“Participants are free to choose where, and when they go birding, and how long they spend birding. A complete checklist is simply a record of all the birds seen or heard during a specific recorded time period – so the length of observation can be determined by the observer – there is no set time. The only request is that when one moves from one habitat type to another, a new checklist is started. For example when you leave farmland and enter a patch of native forest, you finish one checklist, and start a new one inside the forest; or you leave a residential area and walk along the beach you start a new checklist once on the beach.”
Once the results are in, there will be 3 spatial scales in which it can be use – at a national, regional and local level.
“The Parliamentary Commissioner for the Environment recently carried out a new analysis of the previous Atlas data sets to show that there had been a substantial decline in birds across New Zealand from the 1970s to the early 2000s,” says Nikki. “It was something people in the field knew, but the PCE was able to show the details in maps and numbers. It was what drove the recommendations in the PCE Report for landscape-scale predator control.”
It’s hoped that the third Bird Atlas will give an even clearer, more detailed picture of what is currently happening with birds across Aotearoa/New Zealand.
“On a national level, for the DOC-managed conservation estate, DOC will be able to use the data to prioritise resources to maximise conservation outcomes,” says Nikki. “On a regional scale, regional councils will be better able to report on the state of the environment in their region.
The data collected will have local level applications as well.
“Specific habitats and locations within each 10km grid square will be recorded across New Zealand that can be used at a site scale,” says Nikki. “It’s an information resource that just doesn’t exist currently in most regions. The information could be used for assessing the likely impact of developments such as roading projects or new subdivisions. We’ve been talking to Regional Councils, DOC and Landcare all the way through as we’ve been designing the scheme to make sure we meet those needs.”
One of the key principles of this 3rd Bird Atlas project is the guarantee that the data collected will be made available free of charge for all non-profit, conservation applications. That’s a significant change from the first two bird distribution projects where Birds New Zealand adopted a ‘User Pays’ stance for the data that had been collected at the Society’s effort and expense.
Making the information freely available, has, however created a new challenge for the society.
“The challenge has been how to fund the Bird Atlas up front,” says Nikki, “And there have been 3 funding streams.

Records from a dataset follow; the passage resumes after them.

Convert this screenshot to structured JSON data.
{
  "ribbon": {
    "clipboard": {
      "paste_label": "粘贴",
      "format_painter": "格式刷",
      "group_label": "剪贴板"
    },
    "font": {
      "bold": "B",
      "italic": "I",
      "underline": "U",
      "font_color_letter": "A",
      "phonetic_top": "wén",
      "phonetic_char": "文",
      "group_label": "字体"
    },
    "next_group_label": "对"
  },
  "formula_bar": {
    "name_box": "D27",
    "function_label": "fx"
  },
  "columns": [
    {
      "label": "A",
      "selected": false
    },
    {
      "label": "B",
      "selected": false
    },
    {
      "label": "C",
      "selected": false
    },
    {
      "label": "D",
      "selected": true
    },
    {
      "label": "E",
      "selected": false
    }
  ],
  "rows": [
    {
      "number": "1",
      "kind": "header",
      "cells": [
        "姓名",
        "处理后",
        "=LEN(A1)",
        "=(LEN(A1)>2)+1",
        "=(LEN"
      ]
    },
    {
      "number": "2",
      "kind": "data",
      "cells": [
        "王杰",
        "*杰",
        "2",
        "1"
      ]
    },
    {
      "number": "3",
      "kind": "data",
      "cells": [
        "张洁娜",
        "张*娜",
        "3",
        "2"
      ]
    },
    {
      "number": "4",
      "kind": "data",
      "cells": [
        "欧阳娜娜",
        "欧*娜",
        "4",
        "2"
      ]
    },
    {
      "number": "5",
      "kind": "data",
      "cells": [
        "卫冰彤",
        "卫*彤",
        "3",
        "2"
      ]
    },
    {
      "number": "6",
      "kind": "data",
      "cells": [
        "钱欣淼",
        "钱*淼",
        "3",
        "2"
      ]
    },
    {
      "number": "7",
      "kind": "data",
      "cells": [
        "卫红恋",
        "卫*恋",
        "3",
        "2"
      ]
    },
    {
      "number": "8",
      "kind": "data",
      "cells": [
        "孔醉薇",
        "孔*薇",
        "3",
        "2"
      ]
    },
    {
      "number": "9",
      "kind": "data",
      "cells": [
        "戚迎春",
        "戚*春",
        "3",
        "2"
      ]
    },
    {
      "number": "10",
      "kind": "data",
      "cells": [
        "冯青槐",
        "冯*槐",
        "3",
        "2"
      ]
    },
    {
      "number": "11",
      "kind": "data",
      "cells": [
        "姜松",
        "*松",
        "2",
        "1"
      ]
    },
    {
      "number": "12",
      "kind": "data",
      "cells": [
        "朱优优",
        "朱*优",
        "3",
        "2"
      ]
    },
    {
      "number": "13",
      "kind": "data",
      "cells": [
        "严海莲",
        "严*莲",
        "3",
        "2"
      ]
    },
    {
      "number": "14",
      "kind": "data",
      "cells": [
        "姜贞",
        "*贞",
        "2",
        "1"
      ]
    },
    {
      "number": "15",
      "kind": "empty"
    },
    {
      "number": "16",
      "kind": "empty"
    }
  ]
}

Grants have included a large grant from the Lotteries ‘Environment and Heritage Fund’ which covers most of the infrastructure costs for the first 3 years of the Atlas project. One key sponsor – Goodness Kitchen has also come onboard with funding which proved crucial for getting this project off the ground.”
There are definite financial advantages in making sure the volunteer project is a success.
“It is estimated that it will cost $0.5 million to run the Atlas project for 5 years in a way that will maximise results,” Nikki explains. “For government agencies to do the work without volunteers would cost an estimated $7 million!”
To their credit, a number of central and local government organisations have got behind the project.
“Every agency has been very supportive,” Nikki confirms. “The data is crucial for future planning and organisations are excited that the data will be available free of charge. ‘In kind’ support has already been forthcoming and that’s really valuable to us. That includes things like assistance with contacting landowners on behalf of survey participants who need to access private land and promoting the survey over their own social media and to conservation groups in their own regions.”
What happens next depends on all New Zealanders. Nikki, for one, can’t wait to get started.
“I’m itching to get out and collect actual data after 4 years of planning,” he says.